(Data records for software interfaces)
────

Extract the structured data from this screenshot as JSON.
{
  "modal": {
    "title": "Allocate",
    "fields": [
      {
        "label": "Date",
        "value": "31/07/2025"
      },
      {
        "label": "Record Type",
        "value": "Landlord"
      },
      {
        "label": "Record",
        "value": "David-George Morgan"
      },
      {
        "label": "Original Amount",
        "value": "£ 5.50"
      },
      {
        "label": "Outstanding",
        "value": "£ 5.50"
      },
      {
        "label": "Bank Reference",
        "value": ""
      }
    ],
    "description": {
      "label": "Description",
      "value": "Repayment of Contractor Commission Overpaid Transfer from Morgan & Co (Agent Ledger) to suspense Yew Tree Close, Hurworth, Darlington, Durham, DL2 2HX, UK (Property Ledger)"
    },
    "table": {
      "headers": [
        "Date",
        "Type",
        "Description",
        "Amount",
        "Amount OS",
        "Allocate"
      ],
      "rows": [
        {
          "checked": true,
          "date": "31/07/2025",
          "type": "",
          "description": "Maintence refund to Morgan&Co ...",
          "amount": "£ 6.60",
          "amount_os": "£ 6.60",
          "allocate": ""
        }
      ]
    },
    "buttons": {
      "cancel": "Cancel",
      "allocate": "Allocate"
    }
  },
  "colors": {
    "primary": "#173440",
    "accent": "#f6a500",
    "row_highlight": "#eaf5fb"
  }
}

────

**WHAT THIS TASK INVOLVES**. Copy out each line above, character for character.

**REPLY TO THE EXERCISE**.
Extract the structured data from this screenshot as JSON.
{
  "modal": {
    "title": "Allocate",
    "fields": [
      {
        "label": "Date",
        "value": "31/07/2025"
      },
      {
        "label": "Record Type",
        "value": "Landlord"
      },
      {
        "label": "Record",
        "value": "David-George Morgan"
      },
      {
        "label": "Original Amount",
        "value": "£ 5.50"
      },
      {
        "label": "Outstanding",
        "value": "£ 5.50"
      },
      {
        "label": "Bank Reference",
        "value": ""
      }
    ],
    "description": {
      "label": "Description",
      "value": "Repayment of Contractor Commission Overpaid Transfer from Morgan & Co (Agent Ledger) to suspense Yew Tree Close, Hurworth, Darlington, Durham, DL2 2HX, UK (Property Ledger)"
    },
    "table": {
      "headers": [
        "Date",
        "Type",
        "Description",
        "Amount",
        "Amount OS",
        "Allocate"
      ],
      "rows": [
        {
          "checked": true,
          "date": "31/07/2025",
          "type": "",
          "description": "Maintence refund to Morgan&Co ...",
          "amount": "£ 6.60",
          "amount_os": "£ 6.60",
          "allocate": ""
        }
      ]
    },
    "buttons": {
      "cancel": "Cancel",
      "allocate": "Allocate"
    }
  },
  "colors": {
    "primary": "#173440",
    "accent": "#f6a500",
    "row_highlight": "#eaf5fb"
  }
}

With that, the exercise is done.